══ EXERCISE MATERIAL ══

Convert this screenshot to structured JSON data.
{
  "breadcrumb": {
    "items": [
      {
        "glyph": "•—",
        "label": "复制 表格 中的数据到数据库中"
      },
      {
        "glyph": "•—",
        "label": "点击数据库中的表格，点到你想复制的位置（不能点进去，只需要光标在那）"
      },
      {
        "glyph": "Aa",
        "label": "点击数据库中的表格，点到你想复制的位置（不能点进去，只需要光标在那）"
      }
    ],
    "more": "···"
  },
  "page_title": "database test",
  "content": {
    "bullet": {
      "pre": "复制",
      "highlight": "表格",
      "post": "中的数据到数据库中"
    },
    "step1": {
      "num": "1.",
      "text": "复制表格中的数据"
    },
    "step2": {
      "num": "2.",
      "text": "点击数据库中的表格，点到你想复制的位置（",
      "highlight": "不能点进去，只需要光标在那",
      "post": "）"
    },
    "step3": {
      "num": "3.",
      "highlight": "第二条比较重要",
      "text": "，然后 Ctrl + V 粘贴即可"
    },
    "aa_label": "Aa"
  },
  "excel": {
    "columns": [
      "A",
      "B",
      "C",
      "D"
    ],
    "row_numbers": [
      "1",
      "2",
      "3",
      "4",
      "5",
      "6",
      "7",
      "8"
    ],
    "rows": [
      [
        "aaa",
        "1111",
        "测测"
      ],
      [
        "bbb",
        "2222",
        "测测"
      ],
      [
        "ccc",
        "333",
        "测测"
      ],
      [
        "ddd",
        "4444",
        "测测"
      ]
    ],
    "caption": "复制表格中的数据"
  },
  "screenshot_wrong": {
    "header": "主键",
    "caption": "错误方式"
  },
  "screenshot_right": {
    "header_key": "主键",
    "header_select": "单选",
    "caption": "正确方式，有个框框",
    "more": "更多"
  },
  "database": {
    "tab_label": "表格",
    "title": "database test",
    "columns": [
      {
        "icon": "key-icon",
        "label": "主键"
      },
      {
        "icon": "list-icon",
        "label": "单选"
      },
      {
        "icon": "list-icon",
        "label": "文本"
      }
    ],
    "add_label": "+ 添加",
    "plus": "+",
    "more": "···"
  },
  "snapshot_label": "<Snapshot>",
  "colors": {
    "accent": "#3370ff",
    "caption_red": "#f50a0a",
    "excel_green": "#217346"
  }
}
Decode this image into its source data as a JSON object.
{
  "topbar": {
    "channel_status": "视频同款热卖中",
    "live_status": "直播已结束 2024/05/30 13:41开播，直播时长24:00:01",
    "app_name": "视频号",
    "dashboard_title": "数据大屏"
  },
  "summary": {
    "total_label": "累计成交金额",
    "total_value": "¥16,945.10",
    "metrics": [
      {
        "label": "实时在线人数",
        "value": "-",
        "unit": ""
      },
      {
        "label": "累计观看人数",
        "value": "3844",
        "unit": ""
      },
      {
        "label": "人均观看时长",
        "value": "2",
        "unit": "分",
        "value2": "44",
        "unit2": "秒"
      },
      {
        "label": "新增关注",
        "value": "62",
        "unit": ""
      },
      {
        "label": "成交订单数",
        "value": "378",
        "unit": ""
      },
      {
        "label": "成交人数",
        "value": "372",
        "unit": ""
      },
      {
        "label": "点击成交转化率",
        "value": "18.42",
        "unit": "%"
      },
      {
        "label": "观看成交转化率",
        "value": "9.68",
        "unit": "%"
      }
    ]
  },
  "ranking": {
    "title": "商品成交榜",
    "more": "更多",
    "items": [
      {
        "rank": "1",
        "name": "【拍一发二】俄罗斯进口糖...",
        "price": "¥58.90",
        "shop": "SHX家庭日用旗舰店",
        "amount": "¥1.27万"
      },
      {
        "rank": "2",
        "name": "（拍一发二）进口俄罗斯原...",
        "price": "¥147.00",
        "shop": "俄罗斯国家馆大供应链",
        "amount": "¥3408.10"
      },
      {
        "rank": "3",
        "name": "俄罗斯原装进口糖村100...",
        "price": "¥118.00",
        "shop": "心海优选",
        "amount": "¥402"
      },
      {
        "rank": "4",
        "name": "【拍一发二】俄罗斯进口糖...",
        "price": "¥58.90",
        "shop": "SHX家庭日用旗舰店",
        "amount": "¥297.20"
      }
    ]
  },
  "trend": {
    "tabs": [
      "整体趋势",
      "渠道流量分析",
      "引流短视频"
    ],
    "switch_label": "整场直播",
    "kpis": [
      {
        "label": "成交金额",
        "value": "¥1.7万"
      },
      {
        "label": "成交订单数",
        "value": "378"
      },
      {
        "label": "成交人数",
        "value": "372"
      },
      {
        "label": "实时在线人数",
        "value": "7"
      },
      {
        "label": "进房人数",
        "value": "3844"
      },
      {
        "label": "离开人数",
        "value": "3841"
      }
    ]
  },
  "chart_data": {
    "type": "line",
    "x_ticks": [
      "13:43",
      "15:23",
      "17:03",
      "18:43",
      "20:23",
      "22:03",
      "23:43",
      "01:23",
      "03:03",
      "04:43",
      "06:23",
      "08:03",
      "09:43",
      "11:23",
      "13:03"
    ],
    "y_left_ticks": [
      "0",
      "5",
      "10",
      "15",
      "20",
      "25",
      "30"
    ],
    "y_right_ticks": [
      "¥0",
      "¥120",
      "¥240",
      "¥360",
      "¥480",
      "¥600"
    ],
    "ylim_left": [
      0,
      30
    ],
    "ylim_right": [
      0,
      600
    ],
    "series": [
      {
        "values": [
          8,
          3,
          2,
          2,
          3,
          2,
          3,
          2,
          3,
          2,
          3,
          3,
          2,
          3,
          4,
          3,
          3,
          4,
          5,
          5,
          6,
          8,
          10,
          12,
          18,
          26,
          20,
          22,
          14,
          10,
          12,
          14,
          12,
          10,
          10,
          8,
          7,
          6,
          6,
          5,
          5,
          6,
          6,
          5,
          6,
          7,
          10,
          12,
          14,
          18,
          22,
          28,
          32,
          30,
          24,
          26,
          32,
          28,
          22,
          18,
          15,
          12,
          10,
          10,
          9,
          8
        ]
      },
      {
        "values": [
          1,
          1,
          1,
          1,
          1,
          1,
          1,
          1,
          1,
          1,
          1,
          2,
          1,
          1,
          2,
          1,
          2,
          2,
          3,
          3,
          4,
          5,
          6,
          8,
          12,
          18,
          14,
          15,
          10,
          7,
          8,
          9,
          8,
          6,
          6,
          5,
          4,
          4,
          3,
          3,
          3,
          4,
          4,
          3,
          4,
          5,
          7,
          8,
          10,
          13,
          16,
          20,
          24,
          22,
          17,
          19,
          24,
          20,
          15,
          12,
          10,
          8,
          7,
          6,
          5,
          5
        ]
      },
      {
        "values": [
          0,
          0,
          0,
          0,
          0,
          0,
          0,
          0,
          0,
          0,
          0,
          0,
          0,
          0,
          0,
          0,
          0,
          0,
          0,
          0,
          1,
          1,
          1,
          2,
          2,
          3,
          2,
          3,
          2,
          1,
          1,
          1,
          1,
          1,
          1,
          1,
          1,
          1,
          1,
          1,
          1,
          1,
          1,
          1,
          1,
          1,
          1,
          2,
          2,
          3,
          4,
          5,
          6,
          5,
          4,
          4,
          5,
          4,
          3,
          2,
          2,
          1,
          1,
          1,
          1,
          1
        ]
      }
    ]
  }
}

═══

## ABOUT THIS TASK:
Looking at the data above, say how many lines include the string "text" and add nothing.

## SOLUTION TO THE PROBLEM:
3